b) A second option is that the government becomes the single payer for all health care services, but the health care services are provided privately (Canada's system). This option is also termed the "Medicare for All" system. Under this option as well, coverage for health care services would need to be determined on the basis of cost-effectiveness in order to control costs.
c) A third option is that the government provides everyone a voucher for basic health care and individuals use it to purchase health care insurance (this is something like the Paul Ryan plan for Medicare). All plans would have to meet certain government standards (e.g. coverage cannot be denied for pre-existing conditions, out-of-pocket caps on co-pays, specified diagnostic procedures and therapies demonstrated to be clearly cost-effective must be covered, etc.) Individuals who do not sign up for a plan would be assigned to one. The voucher payments to the insurers would be adjusted based on the expected health care costs of the individuals they cover (e.g. actuarial adjustments based on age, current illnesses, etc). I would propose (unlike Paul Ryan's plan) that the basic health care plan be fully paid for by the voucher. This would force insurers to come up with basic health care plans that fit within a fixed budget.

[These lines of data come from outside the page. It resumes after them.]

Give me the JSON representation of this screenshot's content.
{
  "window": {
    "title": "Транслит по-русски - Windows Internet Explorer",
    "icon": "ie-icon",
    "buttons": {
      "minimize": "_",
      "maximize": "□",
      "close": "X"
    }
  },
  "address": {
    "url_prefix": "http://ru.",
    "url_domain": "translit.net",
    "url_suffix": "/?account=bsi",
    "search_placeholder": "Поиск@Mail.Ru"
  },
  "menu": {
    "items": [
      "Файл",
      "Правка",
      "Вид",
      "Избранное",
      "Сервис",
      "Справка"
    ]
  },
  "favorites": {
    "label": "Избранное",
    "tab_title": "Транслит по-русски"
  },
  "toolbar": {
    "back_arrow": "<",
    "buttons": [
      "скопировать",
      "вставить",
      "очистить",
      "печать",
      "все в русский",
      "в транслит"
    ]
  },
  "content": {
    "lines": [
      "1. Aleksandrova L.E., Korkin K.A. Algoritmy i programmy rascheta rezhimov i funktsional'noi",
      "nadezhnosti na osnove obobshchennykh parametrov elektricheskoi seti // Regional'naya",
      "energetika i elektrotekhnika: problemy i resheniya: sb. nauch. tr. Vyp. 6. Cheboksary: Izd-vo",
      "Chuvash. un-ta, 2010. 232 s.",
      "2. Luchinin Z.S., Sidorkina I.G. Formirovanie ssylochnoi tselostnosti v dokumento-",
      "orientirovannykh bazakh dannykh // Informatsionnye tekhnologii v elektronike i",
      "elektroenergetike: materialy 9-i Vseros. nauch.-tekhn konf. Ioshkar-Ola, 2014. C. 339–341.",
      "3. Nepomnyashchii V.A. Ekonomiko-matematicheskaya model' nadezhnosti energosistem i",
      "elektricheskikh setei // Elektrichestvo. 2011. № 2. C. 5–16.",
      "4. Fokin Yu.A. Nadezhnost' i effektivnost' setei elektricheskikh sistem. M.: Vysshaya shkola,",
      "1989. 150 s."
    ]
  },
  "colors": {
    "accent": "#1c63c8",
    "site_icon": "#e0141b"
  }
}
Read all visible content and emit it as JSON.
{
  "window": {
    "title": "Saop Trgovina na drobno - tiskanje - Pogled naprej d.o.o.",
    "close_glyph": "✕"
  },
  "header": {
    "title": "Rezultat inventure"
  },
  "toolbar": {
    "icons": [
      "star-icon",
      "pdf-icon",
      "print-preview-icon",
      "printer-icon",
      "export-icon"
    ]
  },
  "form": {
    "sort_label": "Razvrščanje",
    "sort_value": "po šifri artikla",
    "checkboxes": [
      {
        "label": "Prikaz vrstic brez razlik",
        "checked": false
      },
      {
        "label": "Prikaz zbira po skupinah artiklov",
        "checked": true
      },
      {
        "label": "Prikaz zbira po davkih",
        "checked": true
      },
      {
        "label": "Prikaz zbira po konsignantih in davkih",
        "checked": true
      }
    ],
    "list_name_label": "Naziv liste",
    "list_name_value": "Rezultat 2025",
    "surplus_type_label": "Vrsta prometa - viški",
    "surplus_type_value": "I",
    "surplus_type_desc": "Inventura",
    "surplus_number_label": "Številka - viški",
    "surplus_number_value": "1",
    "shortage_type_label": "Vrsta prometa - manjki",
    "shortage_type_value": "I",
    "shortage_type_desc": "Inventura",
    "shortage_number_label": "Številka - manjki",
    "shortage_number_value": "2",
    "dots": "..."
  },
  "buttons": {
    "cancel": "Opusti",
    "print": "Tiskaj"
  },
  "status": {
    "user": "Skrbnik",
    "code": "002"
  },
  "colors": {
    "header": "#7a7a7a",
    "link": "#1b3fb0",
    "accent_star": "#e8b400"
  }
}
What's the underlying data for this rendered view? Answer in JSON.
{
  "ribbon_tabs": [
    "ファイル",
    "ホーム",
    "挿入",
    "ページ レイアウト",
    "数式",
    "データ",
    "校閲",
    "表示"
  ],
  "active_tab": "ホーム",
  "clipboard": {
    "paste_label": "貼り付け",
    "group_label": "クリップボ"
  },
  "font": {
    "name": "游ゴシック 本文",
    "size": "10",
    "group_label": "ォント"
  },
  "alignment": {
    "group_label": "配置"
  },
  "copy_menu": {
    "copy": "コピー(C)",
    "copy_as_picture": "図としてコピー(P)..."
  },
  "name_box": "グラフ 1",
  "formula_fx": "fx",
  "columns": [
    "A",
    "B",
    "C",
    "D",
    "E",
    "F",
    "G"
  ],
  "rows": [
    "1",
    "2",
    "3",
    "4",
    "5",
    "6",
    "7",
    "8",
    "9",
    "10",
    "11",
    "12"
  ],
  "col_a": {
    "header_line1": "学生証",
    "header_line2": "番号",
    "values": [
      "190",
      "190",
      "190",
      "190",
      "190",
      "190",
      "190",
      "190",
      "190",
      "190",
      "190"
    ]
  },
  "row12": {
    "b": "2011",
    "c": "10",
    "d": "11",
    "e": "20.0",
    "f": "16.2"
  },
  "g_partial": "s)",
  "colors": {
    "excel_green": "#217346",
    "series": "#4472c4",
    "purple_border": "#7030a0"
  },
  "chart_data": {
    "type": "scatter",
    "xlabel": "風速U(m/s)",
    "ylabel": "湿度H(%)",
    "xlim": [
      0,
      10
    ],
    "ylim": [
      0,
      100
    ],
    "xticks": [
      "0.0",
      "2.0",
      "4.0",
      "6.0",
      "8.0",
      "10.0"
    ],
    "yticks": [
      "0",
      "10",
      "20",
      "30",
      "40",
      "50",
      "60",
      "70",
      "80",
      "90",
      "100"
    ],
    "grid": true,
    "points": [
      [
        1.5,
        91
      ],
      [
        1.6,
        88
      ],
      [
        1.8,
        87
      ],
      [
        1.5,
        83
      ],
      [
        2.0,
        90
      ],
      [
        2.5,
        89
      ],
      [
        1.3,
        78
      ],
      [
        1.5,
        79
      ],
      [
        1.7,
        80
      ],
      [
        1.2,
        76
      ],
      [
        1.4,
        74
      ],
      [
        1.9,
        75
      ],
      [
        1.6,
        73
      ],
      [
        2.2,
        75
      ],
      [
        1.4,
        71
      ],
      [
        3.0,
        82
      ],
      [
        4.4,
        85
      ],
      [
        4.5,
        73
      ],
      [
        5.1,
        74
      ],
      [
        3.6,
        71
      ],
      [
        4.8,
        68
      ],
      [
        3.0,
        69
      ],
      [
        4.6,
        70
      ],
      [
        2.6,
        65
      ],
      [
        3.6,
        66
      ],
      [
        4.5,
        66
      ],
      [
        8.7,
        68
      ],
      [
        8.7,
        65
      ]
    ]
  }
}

6) In principle, I would favor the voucher option because it should allow for greater innovation in health care as a result of competition among insurers and health care providers. For example, it may be that some health care facilities take over the role of insurer and directly provide the benefits thus eliminating the insurance middle man. Some plans may emphasize preventive care and thereby reduce the costs of chronic diseases, etc. The voucher plan also makes it possible for the government to fix its health care expenditures at a predetermined level. This plan, like the other options, separates health care from employment so that individuals do not have to change their health care plan when changing jobs and also frees employers from having to provide health care insurance.
However, I would not be in favor of implementing any plan immediately on a nationwide basis. We should prospectively test candidate plans first in local areas (e.g. cities, counties or states) to see how it performs before implementing it nationwide. Health care is far too complex that anyone can anticipate all the issues that will arise with any specific plan. Prospective testing is needed to obtain evidence regarding performance.
7) The above plans would cover basic health care. Insurers could provide supplemental plans that provide additional coverages or amenities (e.g. private hospital rooms, etc). Individuals would pay privately for the supplemental coverage. We allow individuals to buy yachts, provide private education for their children and we should allow individuals to pay for additional health care services.
8) In summary, I recommend that we should simplify our health care system by providing a basic level of health care for all, fix the taxpayer expenditure that will be dedicated to this goal, spend the available taxpayer funds in the most cost-effective manner, merge the multiple government health care plans into one plan for all, and separate health care from employment. Candidate plans to meet these objectives should be first prospectively tested in local areas prior to being implemented on a national basis.